As you probably know, LinkedIn recently announced that they’re “testing AI-powered job descriptions, leveraging an advanced OpenAI GPT model.” With these “AI-powered job descriptions, all job posters need to do is provide starter information — like job title, company name, workplace type, job type, and location — and a draft description will be created for the poster to review and edit.”
LinkedIn adds that this will “help hirers find qualified candidates more quickly and free up time for the more strategic parts of their hiring process.”
With the power of OpenAI’s technologies, it’s a safe bet that this new feature will, in fact, make job posts faster to write. But will those posts be better?
Every few months, it seems that AI is getting smarter and closer to achieving human-level performance. For example, a recent report from OpenAI highlighted some of the testing improvements they’ve achieved moving from GPT-3.5 to GPT-4. They note that GPT-4 “passes a simulated bar exam with a score around the top 10% of test takers; in contrast, GPT-3.5’s score was around the bottom 10%.”
In addition to bar exams, GPT-4 is significantly outperforming GPT-3.5 on the LSAT, SAT Math, GRE Quantitative, and many more tests. But one area where GPT-4 hasn’t made a big leap is in writing. For example, scores on the GRE Writing and the AP English Literature and Composition test did not improve.
Crafting a captivating opening sentence is as much art as science. Holding a reader’s attention requires more than a specific word count or sentence length. And that’s one reason why a common criticism of AI-generated writing is that it’s pretty bland and unoriginal. Sure, it can assemble words in the right order, but can it provide an inventive turn of phrase that stimulates readers or write an innovative opening line that inspires a particular subset of applicants?
AI might get there eventually, but for the moment, as more companies turn to AI for their job posts, you have a competitive advantage if you’re willing to write creatively and with personality. I know it’s a bit old school to sit down and write, but here’s why it can be a powerful competitive advantage.
The study “Why New Hires Fail” revealed that more than half of HR executives think their employment brand is average or below average. Take a look at your own job ads; do they reflect what makes your company truly special? Or do your postings sound like those from every other company in your industry?
If your company’s uniqueness doesn’t shine through in the first few sentences of your postings, add a few lines. Specifically, answer the question, “What’s something special about our company that our competitors wouldn’t be able to say?”
Similarly, ask yourself whether your corporate culture is different from your competitors. If it is, that’s something that should appear front-and-center in your recruiting pitches. For instance, only about 11% of companies have an Enterprising culture. These are meritocracies, where achievement and talent drive success and internal contests of creativity and intelligence are commonplace. Given that a small minority of companies have this culture, that’s a fairly unique characteristic and a potential advantage. As such, it needs to be highlighted in your recruiting messages.

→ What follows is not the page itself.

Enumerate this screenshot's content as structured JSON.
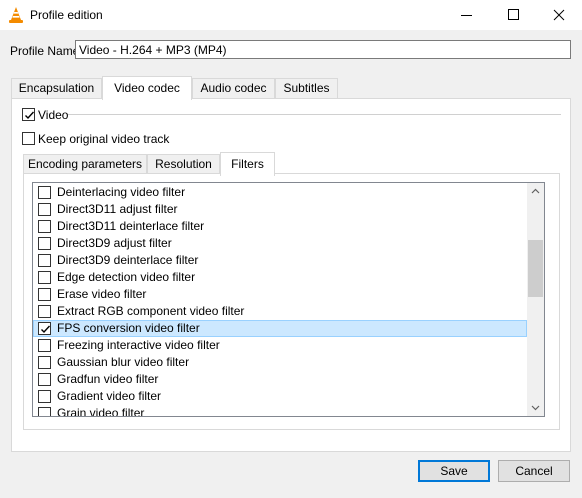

Hunt for all of your company’s differentiators: Look through your analytics, surveys, focus groups, and whatever else you have. Your goal is to find a few issues that are unique to your organization because these are the issues that will help you stand apart from all the AI-generated postings.
Research shows that in 42% of organizations, high performers were less engaged than low performers. But maybe your company recently conducted an employee survey and found that your high performers are actually thrilled to work for you. That’s something unique, interesting, and highly compelling for prospective candidates.
The possibilities for differentiating your company are nearly limitless. The key is to make sure that your postings and recruiting pitches don’t sound like they were written by AI. The more your competitors head in the AI direction, the more opportunity you’ve got to make your recruiting message stand out.